The Australian Prevention Partnership Centre is finding out how we can build an effective, efficient and equitable system for the prevention of lifestyle-related chronic disease.

Our vision is for an effective, efficient and equitable system for the prevention of lifestyle-related chronic disease.

We are a national initiative that is identifying new ways of understanding what works and what doesn’t to prevent lifestyle-related chronic disease. Our work is co-produced by academic researchers, health system practitioners and policy makers from across Australia.

Taking a systems approach, our program of work will:

  • Strengthen the evidence base for the prevention of lifestyle-related chronic disease
  • Create and make readily available knowledge, either new or through syntheses of what is already known
  • Build capacity to make more informed choices about prevention at policy, strategy, program and implementation levels.

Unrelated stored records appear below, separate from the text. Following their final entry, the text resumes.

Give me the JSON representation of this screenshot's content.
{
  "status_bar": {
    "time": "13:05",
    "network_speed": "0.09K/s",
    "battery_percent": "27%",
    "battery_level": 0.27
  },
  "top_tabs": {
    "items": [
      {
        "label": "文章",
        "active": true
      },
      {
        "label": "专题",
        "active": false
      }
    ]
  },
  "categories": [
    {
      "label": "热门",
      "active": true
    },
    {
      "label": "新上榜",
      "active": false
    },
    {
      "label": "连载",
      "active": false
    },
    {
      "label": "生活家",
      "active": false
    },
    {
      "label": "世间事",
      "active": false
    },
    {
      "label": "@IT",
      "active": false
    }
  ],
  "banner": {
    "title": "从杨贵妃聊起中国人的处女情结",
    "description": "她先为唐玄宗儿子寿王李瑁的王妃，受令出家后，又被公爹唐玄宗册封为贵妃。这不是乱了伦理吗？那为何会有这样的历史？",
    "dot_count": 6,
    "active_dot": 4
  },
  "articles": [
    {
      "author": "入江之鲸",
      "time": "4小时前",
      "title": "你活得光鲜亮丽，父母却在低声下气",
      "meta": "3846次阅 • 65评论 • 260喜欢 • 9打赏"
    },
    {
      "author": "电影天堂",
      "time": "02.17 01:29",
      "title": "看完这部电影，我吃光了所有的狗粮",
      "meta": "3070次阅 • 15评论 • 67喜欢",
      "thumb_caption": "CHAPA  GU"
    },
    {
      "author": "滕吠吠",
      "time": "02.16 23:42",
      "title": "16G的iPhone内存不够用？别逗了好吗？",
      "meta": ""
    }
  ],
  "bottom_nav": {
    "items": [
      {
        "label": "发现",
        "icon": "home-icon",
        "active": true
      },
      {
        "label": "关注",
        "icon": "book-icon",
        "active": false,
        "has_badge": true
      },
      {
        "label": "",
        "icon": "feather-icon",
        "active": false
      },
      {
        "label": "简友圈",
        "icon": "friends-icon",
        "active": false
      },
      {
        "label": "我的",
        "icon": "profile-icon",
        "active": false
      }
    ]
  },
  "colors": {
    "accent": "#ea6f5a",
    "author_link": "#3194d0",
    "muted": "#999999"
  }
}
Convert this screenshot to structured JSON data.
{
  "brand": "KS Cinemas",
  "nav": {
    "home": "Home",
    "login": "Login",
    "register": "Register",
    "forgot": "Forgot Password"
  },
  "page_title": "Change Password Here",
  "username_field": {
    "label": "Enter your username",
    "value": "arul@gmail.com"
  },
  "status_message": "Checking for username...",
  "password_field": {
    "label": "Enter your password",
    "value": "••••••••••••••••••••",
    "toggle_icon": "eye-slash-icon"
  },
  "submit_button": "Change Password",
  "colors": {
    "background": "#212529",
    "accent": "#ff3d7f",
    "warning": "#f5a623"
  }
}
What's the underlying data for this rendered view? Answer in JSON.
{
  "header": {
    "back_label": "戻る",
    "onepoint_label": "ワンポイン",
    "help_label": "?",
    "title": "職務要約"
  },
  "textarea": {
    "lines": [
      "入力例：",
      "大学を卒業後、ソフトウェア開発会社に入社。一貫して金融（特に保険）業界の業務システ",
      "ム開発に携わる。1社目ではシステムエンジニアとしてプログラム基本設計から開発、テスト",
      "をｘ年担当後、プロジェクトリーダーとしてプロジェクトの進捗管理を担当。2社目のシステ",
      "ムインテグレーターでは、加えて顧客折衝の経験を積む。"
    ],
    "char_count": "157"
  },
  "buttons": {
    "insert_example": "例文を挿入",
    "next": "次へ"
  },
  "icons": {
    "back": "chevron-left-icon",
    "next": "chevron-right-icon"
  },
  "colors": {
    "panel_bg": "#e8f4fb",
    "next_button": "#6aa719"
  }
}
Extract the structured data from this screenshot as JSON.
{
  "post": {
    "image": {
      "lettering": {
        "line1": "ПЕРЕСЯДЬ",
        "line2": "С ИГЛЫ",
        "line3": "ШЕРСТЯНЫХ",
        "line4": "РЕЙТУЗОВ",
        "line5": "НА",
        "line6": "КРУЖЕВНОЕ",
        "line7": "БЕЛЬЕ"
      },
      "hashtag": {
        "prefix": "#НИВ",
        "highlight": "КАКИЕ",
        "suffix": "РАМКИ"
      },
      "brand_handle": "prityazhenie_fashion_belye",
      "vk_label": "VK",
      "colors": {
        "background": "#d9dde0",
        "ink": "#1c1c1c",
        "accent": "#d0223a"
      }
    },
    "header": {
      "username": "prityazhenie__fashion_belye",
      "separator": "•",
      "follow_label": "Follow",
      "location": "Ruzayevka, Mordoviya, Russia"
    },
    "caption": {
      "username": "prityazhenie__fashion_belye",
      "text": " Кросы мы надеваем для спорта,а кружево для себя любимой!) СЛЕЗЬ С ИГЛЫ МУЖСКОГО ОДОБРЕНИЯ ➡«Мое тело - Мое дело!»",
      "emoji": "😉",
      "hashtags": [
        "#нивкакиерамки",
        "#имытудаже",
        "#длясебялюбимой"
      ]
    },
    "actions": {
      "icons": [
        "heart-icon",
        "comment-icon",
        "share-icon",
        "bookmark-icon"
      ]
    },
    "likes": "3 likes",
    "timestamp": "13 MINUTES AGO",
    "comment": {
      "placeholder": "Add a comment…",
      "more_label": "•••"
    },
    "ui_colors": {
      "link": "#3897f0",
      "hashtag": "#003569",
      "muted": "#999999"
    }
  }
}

The Centre aims to provide health decision makers with the best evidence to inform their policies and programs. We want to provide the evidence and tools for a comprehensive systems approach to preventing chronic health problems that includes working in the health system as well as in sectors outside of it, such as in schools, food production and retailing, and urban planning.

We want to achieve the following:

  • New ways for researchers, policy and program practitioners to work together and form strong national networks
  • Internationally significant research about innovative methods in prevention, systems science and communication of prevention
  • Methods and approaches for communicating to governments and the community the value of prevention and the best investments in prevention efforts
  • The development and use of frameworks, tools and strategies to activate an effective, efficient and equitable prevention system
  • Increased capacity of researchers, policy makers and practitioners to use evidence and systems approaches in the design, implementation, evaluation and communication of prevention.